● Task goal: Show the lines below that contain the string "value".

● Input material:
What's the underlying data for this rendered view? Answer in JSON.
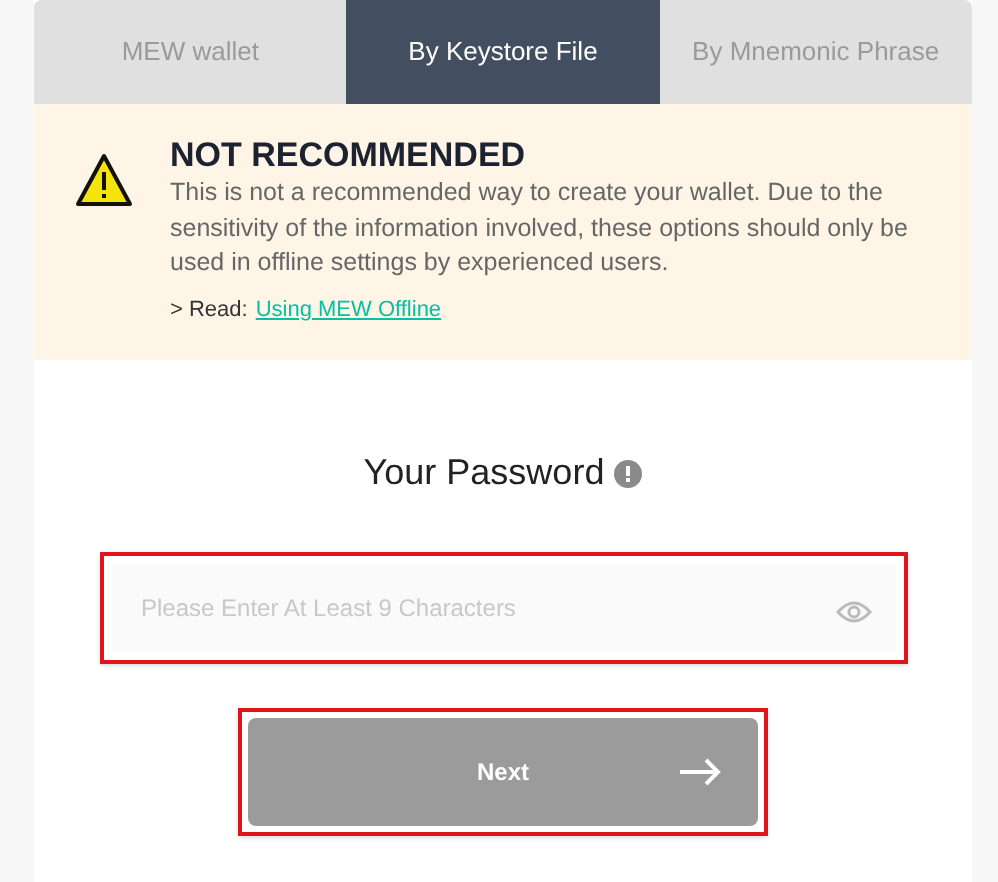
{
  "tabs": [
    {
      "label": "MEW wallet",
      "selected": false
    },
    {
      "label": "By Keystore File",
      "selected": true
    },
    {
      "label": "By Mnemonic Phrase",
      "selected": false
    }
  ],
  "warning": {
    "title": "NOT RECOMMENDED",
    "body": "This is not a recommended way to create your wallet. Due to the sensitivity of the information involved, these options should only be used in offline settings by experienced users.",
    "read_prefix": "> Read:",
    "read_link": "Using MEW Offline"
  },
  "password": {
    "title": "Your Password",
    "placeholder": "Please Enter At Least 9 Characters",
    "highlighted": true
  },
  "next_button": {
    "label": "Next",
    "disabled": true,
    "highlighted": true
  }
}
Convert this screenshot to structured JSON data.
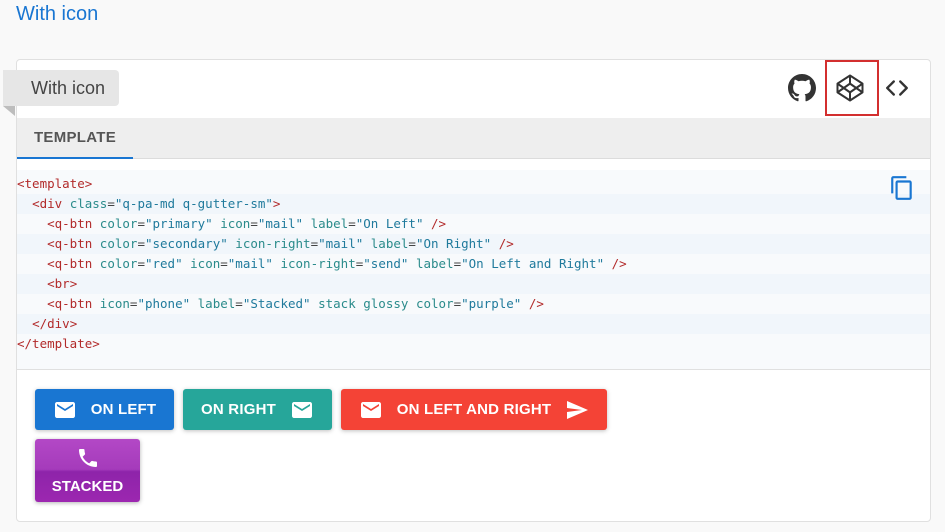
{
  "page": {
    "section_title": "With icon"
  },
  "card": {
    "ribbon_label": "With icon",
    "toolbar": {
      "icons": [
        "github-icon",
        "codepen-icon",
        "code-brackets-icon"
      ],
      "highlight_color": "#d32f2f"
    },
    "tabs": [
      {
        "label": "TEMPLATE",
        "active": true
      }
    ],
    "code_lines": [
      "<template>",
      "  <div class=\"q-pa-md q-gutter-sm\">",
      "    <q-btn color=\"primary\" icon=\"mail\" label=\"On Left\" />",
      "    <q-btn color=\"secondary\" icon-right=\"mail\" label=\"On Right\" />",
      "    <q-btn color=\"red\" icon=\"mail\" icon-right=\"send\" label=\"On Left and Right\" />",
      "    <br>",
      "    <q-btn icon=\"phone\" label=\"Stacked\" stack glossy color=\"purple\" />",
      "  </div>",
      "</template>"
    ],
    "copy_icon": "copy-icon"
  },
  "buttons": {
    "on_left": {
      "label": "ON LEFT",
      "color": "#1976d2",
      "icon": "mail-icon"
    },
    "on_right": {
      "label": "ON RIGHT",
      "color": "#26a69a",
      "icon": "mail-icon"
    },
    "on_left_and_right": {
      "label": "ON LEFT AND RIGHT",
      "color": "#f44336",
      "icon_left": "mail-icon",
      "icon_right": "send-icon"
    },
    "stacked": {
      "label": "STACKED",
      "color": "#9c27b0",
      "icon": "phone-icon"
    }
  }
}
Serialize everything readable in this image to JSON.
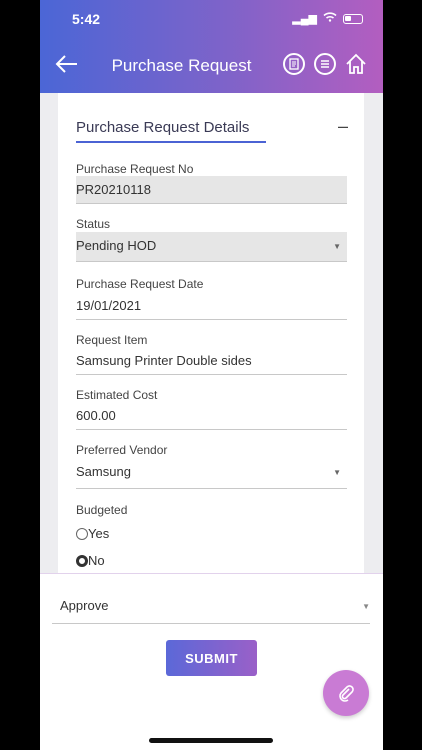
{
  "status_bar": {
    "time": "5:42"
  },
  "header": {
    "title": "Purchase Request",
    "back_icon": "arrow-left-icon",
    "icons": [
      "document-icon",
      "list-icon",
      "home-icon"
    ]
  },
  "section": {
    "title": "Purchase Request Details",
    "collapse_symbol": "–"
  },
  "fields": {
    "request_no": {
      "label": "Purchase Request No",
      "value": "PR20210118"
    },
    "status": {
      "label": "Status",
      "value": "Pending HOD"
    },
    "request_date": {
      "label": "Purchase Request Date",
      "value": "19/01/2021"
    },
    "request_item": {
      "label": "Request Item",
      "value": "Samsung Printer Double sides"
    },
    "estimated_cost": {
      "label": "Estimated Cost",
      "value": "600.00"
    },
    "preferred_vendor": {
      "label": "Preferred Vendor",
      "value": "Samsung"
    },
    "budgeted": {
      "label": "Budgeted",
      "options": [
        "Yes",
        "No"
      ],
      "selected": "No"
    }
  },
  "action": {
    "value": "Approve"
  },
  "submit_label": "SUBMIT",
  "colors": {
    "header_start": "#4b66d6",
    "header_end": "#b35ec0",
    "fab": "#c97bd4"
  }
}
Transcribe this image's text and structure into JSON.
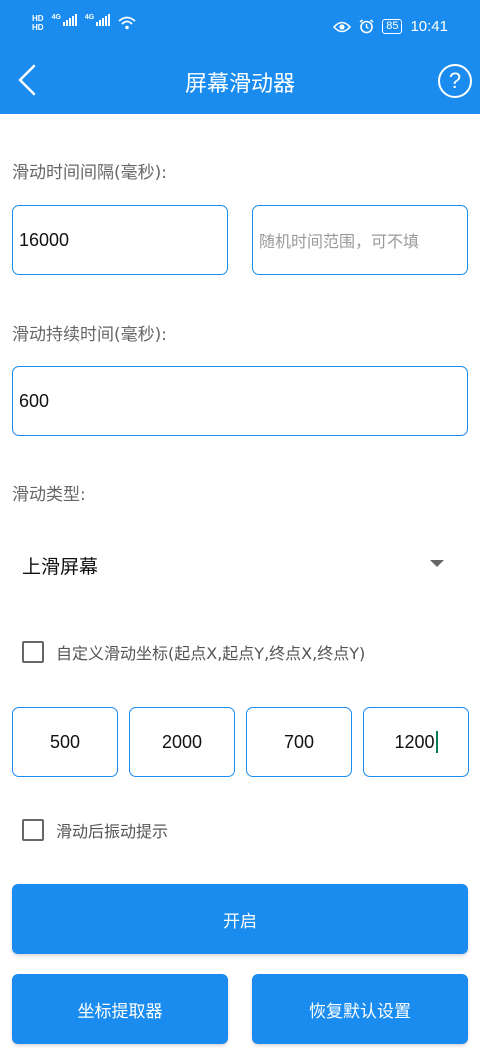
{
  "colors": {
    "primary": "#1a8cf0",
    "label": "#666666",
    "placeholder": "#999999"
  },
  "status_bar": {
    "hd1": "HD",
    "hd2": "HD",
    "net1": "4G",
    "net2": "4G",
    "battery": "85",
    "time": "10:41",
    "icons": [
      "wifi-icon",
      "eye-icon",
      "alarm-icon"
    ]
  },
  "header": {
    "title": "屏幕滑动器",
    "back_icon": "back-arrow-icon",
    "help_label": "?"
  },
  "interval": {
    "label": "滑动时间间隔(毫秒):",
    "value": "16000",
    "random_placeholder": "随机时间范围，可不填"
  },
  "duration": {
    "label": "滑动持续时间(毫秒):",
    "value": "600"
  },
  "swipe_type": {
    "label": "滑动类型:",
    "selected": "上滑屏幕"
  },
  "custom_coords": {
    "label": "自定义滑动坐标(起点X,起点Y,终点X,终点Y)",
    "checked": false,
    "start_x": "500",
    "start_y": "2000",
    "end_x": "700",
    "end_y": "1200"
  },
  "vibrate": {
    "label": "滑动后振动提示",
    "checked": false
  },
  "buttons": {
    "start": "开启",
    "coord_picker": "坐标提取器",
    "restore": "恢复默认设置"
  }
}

● Exercise answer:
      "value": "PR20210118"
      "value": "Pending HOD"
      "value": "19/01/2021"
      "value": "Samsung Printer Double sides"
      "value": "600.00"
      "value": "Samsung"
    "value": "Approve"
    "value": "16000",
    "value": "600"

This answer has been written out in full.